College of Ethnic Studies dean celebrates the past, looks to the future
Dean Amy Sueyoshi reflects on the college’s 50th anniversary and the impact ethnic studies can have on students’ lives
This week, San Francisco State University is celebrating the 50th anniversary of its groundbreaking College of Ethnic Studies (CoES) with a series of events on campus. Amy Sueyoshi, the college’s current dean, recently sat down to talk about what the anniversary means to her, her vision for CoES and more.
What does the 50th anniversary mean to you?
It represents a half century of incredible efforts from staff, faculty and supporters of CoES and its curriculum. We would never have come this far without everyone’s commitment to educational equity and our love for our communities.
What’s your vision for CoES?

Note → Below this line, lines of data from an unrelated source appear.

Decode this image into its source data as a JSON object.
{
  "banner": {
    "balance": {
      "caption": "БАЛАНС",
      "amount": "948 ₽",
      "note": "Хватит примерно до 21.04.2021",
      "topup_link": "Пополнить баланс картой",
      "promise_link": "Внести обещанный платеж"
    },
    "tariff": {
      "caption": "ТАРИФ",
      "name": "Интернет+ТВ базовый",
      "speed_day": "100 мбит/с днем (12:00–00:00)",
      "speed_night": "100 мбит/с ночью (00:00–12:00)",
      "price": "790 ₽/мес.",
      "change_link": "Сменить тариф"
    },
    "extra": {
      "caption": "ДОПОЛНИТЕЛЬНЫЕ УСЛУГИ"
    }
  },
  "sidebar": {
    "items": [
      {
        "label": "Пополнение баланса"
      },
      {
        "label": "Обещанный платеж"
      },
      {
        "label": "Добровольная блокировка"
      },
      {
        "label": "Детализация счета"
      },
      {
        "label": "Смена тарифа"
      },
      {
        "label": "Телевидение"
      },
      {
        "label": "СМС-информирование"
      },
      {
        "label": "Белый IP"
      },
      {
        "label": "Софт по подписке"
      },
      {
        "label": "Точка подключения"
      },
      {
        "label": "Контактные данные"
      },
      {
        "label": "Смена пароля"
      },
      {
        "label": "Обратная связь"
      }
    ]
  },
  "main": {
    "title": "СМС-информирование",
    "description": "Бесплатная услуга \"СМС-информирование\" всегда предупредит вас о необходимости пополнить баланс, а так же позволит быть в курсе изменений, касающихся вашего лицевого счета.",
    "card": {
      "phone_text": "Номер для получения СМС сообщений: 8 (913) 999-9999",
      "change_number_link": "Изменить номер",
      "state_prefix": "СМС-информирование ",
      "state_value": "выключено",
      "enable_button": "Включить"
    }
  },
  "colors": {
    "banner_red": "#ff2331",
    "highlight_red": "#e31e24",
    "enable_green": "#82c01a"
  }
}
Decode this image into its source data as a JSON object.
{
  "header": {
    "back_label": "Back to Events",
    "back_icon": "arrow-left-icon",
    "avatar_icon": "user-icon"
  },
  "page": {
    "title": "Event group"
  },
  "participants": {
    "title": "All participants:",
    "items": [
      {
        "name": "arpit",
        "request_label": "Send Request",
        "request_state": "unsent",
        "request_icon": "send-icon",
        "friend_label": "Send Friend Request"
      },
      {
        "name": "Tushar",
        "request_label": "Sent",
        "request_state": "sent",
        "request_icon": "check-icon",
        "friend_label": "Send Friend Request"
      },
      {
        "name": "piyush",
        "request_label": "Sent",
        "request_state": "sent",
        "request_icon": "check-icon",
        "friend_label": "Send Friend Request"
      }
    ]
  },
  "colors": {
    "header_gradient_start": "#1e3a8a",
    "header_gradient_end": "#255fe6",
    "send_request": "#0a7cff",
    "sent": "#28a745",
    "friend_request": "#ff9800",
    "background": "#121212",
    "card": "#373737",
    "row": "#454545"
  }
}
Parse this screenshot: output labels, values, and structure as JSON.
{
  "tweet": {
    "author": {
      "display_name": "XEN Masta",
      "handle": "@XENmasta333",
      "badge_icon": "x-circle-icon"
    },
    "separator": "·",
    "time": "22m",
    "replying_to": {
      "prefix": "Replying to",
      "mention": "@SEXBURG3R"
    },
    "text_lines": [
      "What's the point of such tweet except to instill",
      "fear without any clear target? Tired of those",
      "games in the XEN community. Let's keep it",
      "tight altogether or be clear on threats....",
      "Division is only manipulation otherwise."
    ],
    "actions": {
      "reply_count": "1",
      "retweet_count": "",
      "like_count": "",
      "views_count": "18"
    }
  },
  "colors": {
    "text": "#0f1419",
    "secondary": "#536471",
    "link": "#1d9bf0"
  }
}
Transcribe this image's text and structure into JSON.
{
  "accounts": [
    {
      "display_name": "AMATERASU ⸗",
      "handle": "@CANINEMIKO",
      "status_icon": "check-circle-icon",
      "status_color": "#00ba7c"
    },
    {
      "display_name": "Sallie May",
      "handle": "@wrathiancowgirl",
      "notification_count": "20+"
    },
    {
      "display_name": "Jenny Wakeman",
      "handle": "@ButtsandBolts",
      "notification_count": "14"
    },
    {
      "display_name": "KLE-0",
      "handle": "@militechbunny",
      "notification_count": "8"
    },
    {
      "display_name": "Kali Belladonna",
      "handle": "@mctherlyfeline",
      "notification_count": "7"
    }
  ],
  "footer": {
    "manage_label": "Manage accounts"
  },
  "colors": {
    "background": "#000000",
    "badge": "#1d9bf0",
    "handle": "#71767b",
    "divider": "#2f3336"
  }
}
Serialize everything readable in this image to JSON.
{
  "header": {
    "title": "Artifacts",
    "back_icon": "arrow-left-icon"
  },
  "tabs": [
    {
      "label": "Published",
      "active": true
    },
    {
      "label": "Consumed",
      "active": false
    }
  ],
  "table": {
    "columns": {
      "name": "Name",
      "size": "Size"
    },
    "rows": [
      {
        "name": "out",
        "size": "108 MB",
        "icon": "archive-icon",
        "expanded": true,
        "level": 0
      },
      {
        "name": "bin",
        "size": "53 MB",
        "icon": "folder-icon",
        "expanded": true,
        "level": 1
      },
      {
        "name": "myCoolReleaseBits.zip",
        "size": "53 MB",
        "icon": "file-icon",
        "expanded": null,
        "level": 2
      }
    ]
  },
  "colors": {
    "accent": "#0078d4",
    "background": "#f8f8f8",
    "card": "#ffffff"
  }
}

CoES has committed itself to four core values — racial and economic equity, promoting an environment in which students’ basic needs are met, advancing academic success through community engagement and empowering students to build social movements. Our vision is to bring these core values not only to students within our majors but to all students across the entire University who take our courses as part of their general education.
We offer up to 9,000 seats across more than 170 courses each semester. Thus, our goals are to continue building on effective pedagogy or high-impact practices and to expand our reach to underserved communities. For example, we proposed quantitative reasoning courses in ethnic studies to better engage students completing lower division general education. We are also developing an online ethnic studies completion program for the one million Californians who completed some college courses but had to stop due to work, family or personal commitments. Equal access to baccalaureate degrees is crucial not only for individual financial stability but also for the socioeconomic health of California.
What inspired you to get into the field of ethnic studies?
My mom was active in the Japanese American community, which taught me the importance of community building and service. She educated me to be both proud and aware of my obligations as an American of both Japanese and Okinawan descent. As a young child, I learned that we must not forget our community struggle and we must always push back against tyranny.
As an undergraduate student, I was more formally introduced to the field of ethnic studies through my senior thesis project on Angel Island, the West Coast immigration station that processed and detained mostly Asian migrants. As I did my preliminary research, I found mounds of books on Asian American history. I had recently clawed my way out of academic probation, and these publications further empowered me to feel my history and existence mattered. I decided I wanted to pursue ethnic studies and history to make a difference in people’s lives, particularly students such as myself who might be struggling to find their place in higher education.
Why is it important to have ethnic studies in higher education?
We’re seeing data that shows successfully passing ethnic studies courses is associated with improved performance of college students across the campus. The University’s Office of Institutional Research revealed that SF State students who have majors from CoES had higher retention and graduation rates than the average across all 23 campuses of the California State University system. The research also found that students who took ethnic studies courses even if their major was outside of CoES had higher graduation rates at SF State. These findings underscore the value and need for ethnic studies for all students.